Cribs are often made of pressed wood or particleboard. These engineered wood products and their finishes can contain formaldehyde and volatile organic compounds (VOCs). Formaldehyde was recently classified as a known human carcinogen by the National Toxicology Program (an arm of the US Department of Health and Human Services). VOCs off-gas easily from particleboard and the fumes can cause headaches and other symptoms in the short-term – and potentially worse in the long-term.
The easiest way to save money on a safer crib is to buy second-hand – just be sure it meets the latest Consumer Product Safety Commission Crib Standards. To avoid risks from the chemicals mentioned above, Jennifer Taggart (aka The Smart Mama) and Healthy Child Parent Ambassador makes these recommendations:
1. Skip composite wood products.
2. Go for non-toxic finishes. If you are buying wood furniture, make sure the coating is non-toxic. Look for natural finishes made with plant oils (although this includes d-limonene), tree resins, minerals and beeswax, or low or no-VOC finishes.
3. Just say no to formaldehyde.
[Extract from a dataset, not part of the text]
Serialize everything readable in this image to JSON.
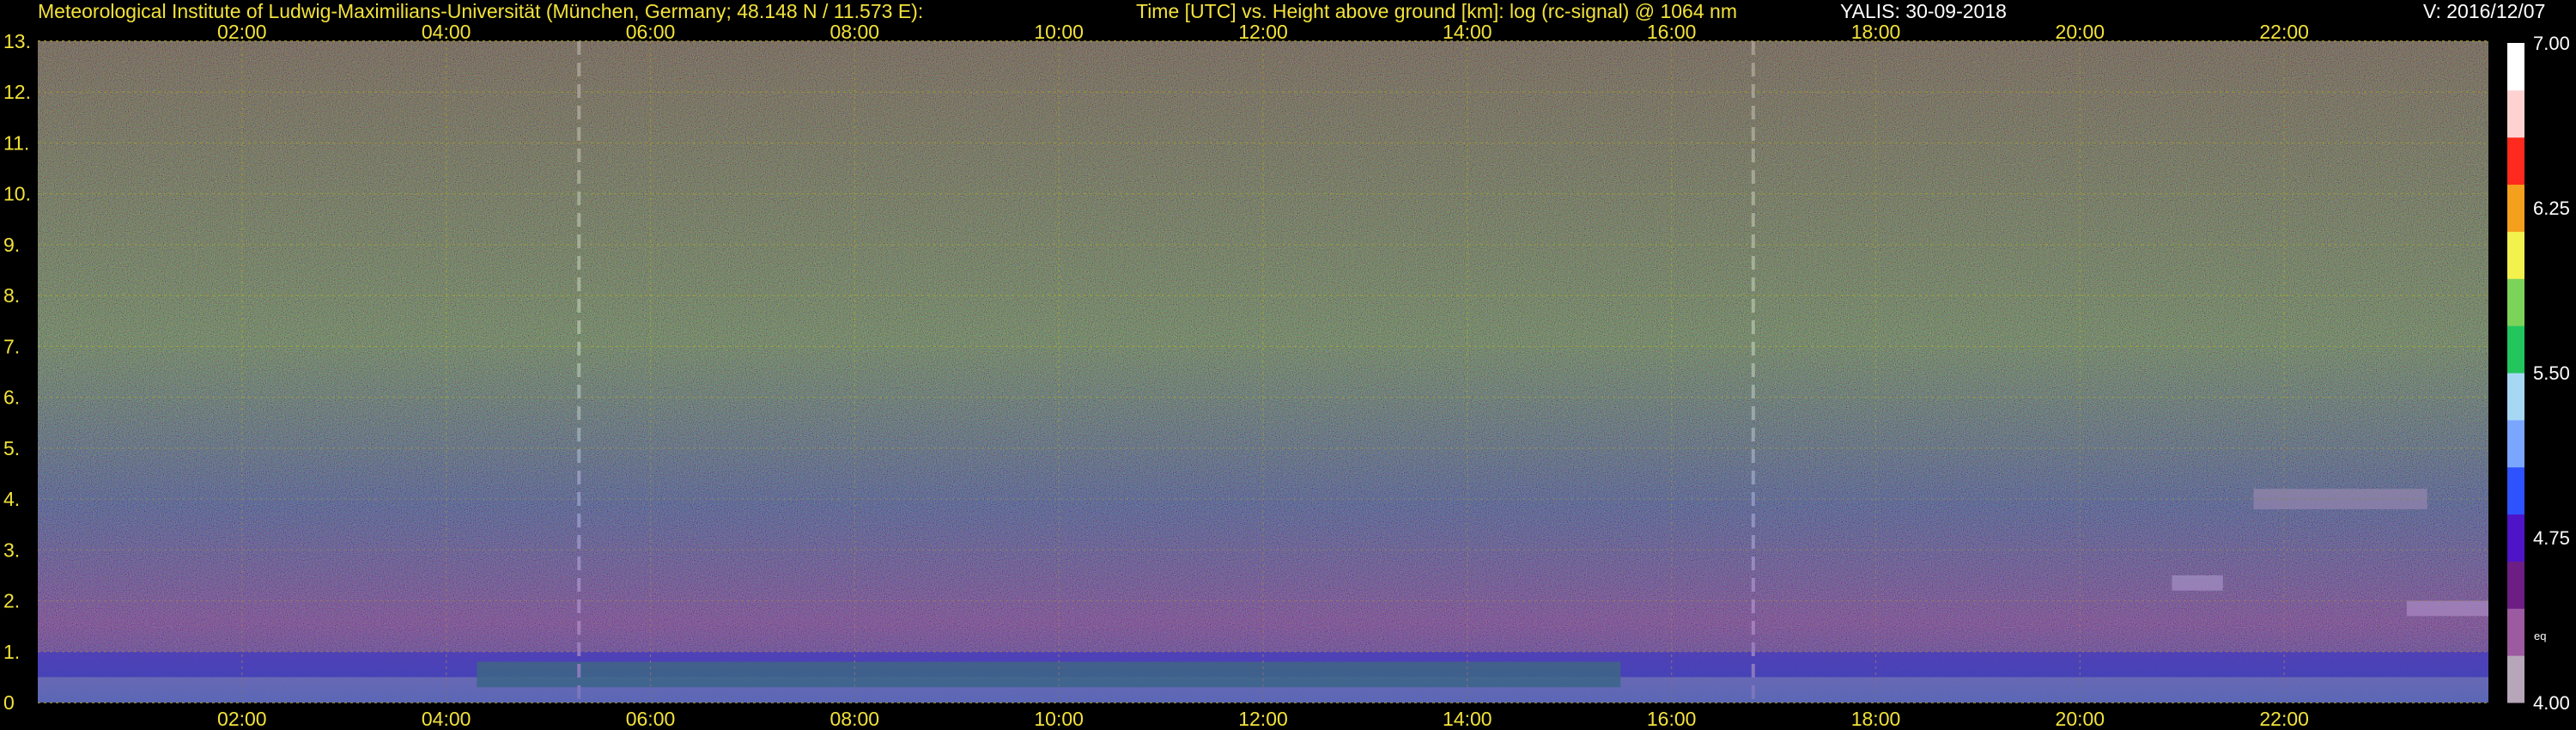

If you are buying furniture made with manufactured wood products, look for formaldehyde-free products. Avoid bare, uncoated urea-formaldehyde pressed wood products that can emit relatively high amounts of formaldehyde.
4. Let it off-gas outside. Buying green can be expensive, and sometimes difficult to find. If you can’t find formaldehyde-free particleboard, then let the furniture off gas outside of the nursery, and preferably the home, before bringing the furniture inside. Make sure that the area has fresh air passing by so the formaldehyde will be removed.
5. Control climate. The amount of formaldehyde released is increased with increasing temperature and humidity. Keep the humidity and temperature low, and you can reduce the amount of formaldehyde released.
6. Seal bare urea-formaldehyde wood products with multiples layers of water resistant sealants. Research indicates that sealing bare urea-formaldehyde wood products can reduce formaldehyde emissions for months to years after application. Seal all unfinished edges of finished furniture. Of course, the sealants themselves may release other VOCs, so check labels carefully. Use a no- or low-VOC sealant.
Conventionally-grown cotton is one of the most pesticide dependent crops. While there’s not pesticide residue on the resulting fabric, by purchasing conventionally-grown cotton products, you’re contributing to pesticide pollution (which could wind up in your own drinking water if you live near a farm.) Also, most conventional textiles are treated with a variety of chemicals to make them stain-resistant, anti-wrinkle, color-fast, etc. Even organic cotton bedding can be finished with a formaldehyde derivative, so look for formaldehyde-free.
Here are some tips for finding safer, budget-friendly bedding:
- Avoid textiles labelled “permanent press,” “stain resistant,” “antibacterial,” or any other type of signal word that implies the fabric has been treated.
- If you buy new, conventionally-grown cotton bedding (without the aforementioned treatments), simply wash it a few times to get rid of any temporary sizing that has been applied to the fabric.
- Look for gently used bedding made of natural textiles. It’s much more affordable. It’s likely been washed enough times to significantly reduce or eliminate any chemical treatments. And, it’s more environmentally-friendly. You can find beautiful (and even organic) options quite frequently on eBay.
Whatever products you end up using, follow these easy tips to keep baby’s sleeping space clean and healthy.
- Wash and dust everything regularly.
- Ventilate. Opening windows and using fans to circulate the air will improve indoor air quality.
- Grow plants. Choose non-poisonous and be sure not to over-water, which can promote mold and fungus growth. Here are eight awesome options.